The National Limb Loss Registry Goes Live

In the age of Big Data, we’re all sick of being reduced to statistics and crunched by algorithms. But the National Limb Loss and Preservation Registry (LLPR) is one case where amputees might make an exception.

Launched this spring by the National Institutes of Health (NIH) in partnership with the Mayo Clinic and the Thought Leadership and Innovation Foundation, the Registry is meant to fill the chronic gap in reliable information about the US amputee population. The absence of comprehensive, verified data has impeded efforts to reduce the number of preventable amputations, improve post-surgical care, and promote long-term health and quality of life among people who’ve lost a limb. The information shortfall has also made it difficult for amputees and their families to educate themselves about limb loss.

Similar to national registries for diabetes, cancer, and other medical conditions, the LLPR will gather and track data on a wide range of metrics. In addition to helping prosthetists, scientists, doctors, engineers, and other professionals better serve the limb-loss population, the project’s sponsors hope the Registry will enable amputees to advocate for themselves more effectively and find the resources they need more easily.

Here’s a quick primer about the LLPR. For more information, check the project’s website at

How will the data be compiled?

The Registry will gather information from multiple sources. According to project director Kenton Kaufman of the Mayo Clinic, major hospital systems (including the VA) and prosthetic clinics will be two key sources. Individual amputees can also play a critical role by actively updating their data over time.

What type of data will be collected and tracked?

At the most basic level, the Registry will gather information on demographic factors (such as age, sex, location, and race) and socioeconomic status (such as income and education). The project will also track information about prosthetic usage (including cost, insurance coverage, and device type). But the most important evidence will relate to quality of life: employment status, physical activity, mental well-being, relationship status, and overall health.

Who will have access to the data?

All registered users can view general data via the Registry dashboard. Researchers, healthcare providers, and other professionals will be able to slice and dice information at a more granular level. The Registry is meant to support better outcomes in multiple fields, including surgery, prosthetic care, physical and occupational therapy, bioengineering, health economics, public policy, insurance, recreation, and social services.

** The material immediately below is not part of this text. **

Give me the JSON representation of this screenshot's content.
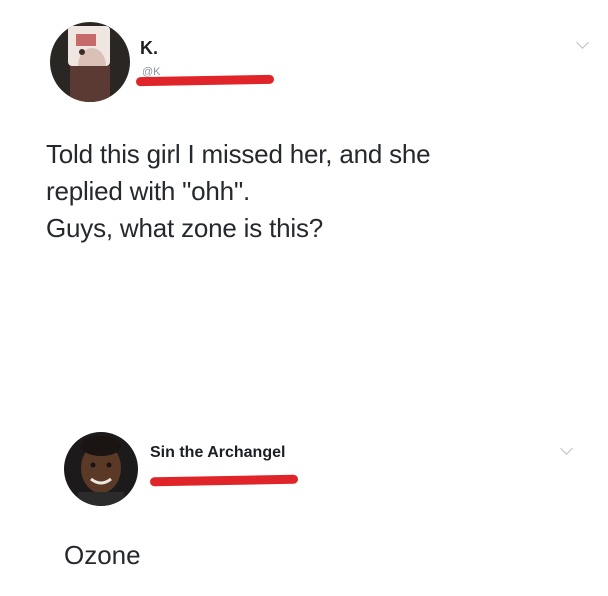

Will my privacy be protected?

Absolutely. The LLPR database is fully encrypted, governed by HIPAA standards, and compliant with data-security protocols of the National Institutes of Standards and Technology and the Federal Risk and Management Authorization Program. No end user can access personally identifiable data under any circumstances.

How will the Registry make my life better?

In an immediate sense, you can directly access Registry data to understand how your experience compares to that of other amputees who share your demographic and health characteristics. Over time, the Registry will enable healthcare providers and policymakers to understand what’s working and what isn’t, gradually resulting in better care and stronger support for people with limb loss.

Where can I sign up for the Registry?

You can join at There’s no cost to open an account.

Next Post